Since starting with the Salvation Army, the Murés have been all over the South helping in different communities.
“We get moved around, kind of like the military, and we are placed wherever we are needed, with either our skill set, experience or what the needs are for the area,” JoAnn said.
They arrived in Iredell County around June 20 and have already been working to make the connections needed to see the Salvation Army excel in the area.
“They have only been here a month… a little over a month, and they have already been very involved and visible in the community and really helping Iredell County and I see their leadership, their skills what they bring here… I think it is really going to help the Salvation Army in Iredell County for sure,” said Terrill Sandiford, associate planned giving director of the North and South Carolina division of the Salvation Army.
Their leadership style and overall personality has already started to boost morale in the area.
“They seem to be very, very good people, I was here when they came on board… in fact I considered leaving the board because maybe, for me, this wasn’t what I needed to do…,” said Leon Ijames, Salvation Army of Iredell County advisory board member. “Then, as they come on board with the enthusiasm that they have with a little different look at things, sometimes difference brings about change and I like that… and so that triggered my interest in staying on board.”
The Mures are ordained ministers originally from Buffalo, New York, who say they have come to Iredell County with open minds as to what will help the community.
“We are trying to meet the needs of the community in Jesus name… whatever is needed we try to do it with compassion and love and help,” JoAnn said.
“I think that once we… as the officer are leading this operation for Iredell County... realize what the true needs are across Iredell, I have no doubt that they will address how we need to serve the community that is out there waiting for us,” said Karen Shore, divisional resource development director.
The Salvation Army of Iredell County hosts have church services on Sunday morning, Bible study on Tuesday night and will have youth programs available in the fall.
With regular events and community engagement, the Murés plan to bring more awareness to the organization.
The Salvation Army is known for being seen with a bell in their hands around holidays but many do not know they are first and foremost a church as well as a place many can go for help with utility bills, to be feed and more, Sandiford stated
“Obviously need knows no season; there are people who are always in need and we appreciate the community’s support and just look to help as many people as we can and we can’t do it without community support and we appreciate all of that,” Sandiford said.

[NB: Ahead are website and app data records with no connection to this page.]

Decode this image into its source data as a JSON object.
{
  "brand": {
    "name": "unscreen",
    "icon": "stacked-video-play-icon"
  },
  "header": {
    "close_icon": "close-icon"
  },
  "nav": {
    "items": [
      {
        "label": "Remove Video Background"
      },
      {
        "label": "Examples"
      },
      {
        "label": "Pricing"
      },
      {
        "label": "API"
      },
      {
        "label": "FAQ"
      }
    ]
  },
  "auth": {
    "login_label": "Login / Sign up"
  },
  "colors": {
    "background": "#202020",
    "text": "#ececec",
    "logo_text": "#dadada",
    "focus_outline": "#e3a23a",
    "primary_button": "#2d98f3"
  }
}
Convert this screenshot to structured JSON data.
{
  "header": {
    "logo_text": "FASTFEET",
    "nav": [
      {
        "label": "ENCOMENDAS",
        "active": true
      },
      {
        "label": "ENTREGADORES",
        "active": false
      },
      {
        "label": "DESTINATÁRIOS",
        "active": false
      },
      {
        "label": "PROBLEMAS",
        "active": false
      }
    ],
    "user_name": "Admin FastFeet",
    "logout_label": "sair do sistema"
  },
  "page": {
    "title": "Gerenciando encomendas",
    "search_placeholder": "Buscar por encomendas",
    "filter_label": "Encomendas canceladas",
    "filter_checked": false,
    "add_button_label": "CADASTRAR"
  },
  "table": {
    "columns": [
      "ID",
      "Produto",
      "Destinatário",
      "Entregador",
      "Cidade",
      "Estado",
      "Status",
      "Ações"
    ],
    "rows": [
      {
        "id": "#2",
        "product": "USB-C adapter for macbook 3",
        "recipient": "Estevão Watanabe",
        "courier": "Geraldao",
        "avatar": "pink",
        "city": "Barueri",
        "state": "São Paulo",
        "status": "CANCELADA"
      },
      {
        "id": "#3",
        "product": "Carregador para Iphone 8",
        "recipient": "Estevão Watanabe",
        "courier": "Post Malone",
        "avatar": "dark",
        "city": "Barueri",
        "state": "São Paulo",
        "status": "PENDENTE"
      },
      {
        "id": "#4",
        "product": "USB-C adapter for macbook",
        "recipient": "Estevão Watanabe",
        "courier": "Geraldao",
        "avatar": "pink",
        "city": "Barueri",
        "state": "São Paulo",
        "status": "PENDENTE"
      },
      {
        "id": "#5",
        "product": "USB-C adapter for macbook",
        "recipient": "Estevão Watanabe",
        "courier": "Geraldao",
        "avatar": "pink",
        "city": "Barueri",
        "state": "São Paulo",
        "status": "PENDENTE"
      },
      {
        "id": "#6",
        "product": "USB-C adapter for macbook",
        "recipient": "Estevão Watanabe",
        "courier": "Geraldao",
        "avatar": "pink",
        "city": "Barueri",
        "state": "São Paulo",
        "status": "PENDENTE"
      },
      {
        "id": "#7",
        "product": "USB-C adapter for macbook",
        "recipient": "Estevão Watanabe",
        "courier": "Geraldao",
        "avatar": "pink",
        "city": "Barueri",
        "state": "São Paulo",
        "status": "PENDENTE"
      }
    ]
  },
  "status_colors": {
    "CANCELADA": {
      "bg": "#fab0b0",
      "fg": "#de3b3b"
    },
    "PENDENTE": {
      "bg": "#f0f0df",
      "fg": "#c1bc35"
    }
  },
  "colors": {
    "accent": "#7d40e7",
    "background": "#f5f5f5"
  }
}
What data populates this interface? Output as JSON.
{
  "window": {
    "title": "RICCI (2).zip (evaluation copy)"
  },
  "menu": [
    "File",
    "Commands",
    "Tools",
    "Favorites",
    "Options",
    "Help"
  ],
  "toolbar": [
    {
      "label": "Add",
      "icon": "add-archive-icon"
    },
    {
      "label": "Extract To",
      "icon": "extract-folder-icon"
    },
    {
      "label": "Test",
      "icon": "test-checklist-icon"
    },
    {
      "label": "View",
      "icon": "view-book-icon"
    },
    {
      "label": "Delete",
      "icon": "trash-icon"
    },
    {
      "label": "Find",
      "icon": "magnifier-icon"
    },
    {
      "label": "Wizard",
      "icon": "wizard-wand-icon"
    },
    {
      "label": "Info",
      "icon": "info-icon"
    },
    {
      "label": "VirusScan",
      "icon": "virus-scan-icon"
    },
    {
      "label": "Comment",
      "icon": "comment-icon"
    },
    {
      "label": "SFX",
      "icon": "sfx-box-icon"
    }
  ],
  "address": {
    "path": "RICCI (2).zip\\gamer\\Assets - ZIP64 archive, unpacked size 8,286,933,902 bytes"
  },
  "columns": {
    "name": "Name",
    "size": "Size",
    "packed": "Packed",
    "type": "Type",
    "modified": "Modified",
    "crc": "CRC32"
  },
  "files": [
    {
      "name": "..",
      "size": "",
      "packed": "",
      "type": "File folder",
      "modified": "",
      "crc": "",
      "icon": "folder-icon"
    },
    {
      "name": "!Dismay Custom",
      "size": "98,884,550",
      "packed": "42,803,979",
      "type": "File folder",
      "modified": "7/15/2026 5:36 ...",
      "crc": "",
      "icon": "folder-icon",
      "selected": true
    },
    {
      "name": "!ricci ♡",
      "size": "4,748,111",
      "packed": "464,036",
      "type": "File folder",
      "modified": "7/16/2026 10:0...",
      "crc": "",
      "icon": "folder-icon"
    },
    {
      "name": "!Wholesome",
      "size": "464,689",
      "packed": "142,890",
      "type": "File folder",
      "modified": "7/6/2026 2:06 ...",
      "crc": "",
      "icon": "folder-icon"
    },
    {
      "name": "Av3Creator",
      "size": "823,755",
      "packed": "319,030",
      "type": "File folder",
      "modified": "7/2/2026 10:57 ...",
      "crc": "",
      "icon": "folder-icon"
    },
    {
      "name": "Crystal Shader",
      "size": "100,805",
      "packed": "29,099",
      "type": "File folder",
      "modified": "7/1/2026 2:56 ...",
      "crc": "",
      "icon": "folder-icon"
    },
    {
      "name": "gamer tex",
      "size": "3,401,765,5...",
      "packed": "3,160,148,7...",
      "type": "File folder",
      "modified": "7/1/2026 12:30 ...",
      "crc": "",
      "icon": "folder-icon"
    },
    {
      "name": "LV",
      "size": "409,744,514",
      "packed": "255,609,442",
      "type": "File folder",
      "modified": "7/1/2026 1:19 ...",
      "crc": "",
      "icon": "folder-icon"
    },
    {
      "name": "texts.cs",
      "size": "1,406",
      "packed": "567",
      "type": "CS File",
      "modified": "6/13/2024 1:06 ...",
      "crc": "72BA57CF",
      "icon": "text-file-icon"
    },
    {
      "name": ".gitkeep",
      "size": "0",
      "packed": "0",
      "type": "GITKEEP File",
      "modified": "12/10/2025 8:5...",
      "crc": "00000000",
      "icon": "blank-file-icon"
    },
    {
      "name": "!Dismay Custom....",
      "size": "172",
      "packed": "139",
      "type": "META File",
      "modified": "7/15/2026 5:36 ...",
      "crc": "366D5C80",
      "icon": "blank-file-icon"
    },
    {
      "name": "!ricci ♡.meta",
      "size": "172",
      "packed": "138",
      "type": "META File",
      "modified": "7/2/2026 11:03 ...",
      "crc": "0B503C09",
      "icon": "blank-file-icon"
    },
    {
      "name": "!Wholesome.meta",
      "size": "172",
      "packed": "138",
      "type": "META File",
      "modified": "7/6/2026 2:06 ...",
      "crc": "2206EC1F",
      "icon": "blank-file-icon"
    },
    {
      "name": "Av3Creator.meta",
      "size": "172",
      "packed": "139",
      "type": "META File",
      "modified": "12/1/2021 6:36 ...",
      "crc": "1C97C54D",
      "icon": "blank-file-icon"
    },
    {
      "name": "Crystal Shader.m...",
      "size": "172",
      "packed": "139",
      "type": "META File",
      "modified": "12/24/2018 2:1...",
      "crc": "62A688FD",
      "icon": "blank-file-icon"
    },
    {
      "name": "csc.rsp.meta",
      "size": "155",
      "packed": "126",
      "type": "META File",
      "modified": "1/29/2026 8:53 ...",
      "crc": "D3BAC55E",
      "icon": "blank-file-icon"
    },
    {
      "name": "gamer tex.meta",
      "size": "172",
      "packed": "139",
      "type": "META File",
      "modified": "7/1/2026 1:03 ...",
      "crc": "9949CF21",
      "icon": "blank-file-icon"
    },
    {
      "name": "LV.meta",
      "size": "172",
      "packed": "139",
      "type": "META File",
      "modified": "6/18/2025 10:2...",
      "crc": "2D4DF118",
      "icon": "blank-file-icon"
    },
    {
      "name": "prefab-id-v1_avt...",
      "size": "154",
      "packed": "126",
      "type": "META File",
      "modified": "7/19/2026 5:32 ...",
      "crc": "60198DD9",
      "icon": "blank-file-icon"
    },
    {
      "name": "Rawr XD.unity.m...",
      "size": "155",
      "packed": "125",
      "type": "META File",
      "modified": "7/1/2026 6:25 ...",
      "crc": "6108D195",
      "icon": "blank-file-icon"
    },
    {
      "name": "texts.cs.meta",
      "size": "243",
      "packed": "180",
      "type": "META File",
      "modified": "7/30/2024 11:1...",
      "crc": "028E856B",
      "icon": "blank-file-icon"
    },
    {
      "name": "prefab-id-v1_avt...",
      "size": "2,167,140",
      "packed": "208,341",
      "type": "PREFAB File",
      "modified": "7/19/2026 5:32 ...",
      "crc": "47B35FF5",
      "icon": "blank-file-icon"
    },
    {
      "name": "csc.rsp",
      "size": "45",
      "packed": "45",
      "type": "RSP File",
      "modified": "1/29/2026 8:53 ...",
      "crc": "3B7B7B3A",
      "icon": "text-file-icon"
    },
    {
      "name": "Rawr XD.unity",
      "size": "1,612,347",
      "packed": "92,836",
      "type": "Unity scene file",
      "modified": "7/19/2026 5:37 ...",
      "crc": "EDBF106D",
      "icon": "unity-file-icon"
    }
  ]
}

The Salvation Army of Iredell County has been around since 1927 and has seen hard times due to financial struggles, said Shacoby Brandon, a social worker for the organization, but with new leadership she hopes that will be a thing of the past.
“I can remember when you mentioned Salvation Army, that was a big name in this community, and for some reason that changed in the last four or five years and I don’t know why. I see a group of new people here (that) give us the chance to bring that type of thing back and hopefully that what will happen - and I think it will. I think they are approaching it in the right manner,” Ijames said.
The open house was just the first step the Murés have planned in an effort to get to know members of the community better.
“We are happy to be here… we are looking forward to a great Christmas. We are trying to partner with as many organizations as we can,” Joe said. “We would like to include everybody and get them out there meeting their neighbors at Christmastime with a bell in their hand. To get (the) community energized and to put a bell in their hands…we can raise that money, we can send kids to camp, we can do a lot of good things for a lot of people.”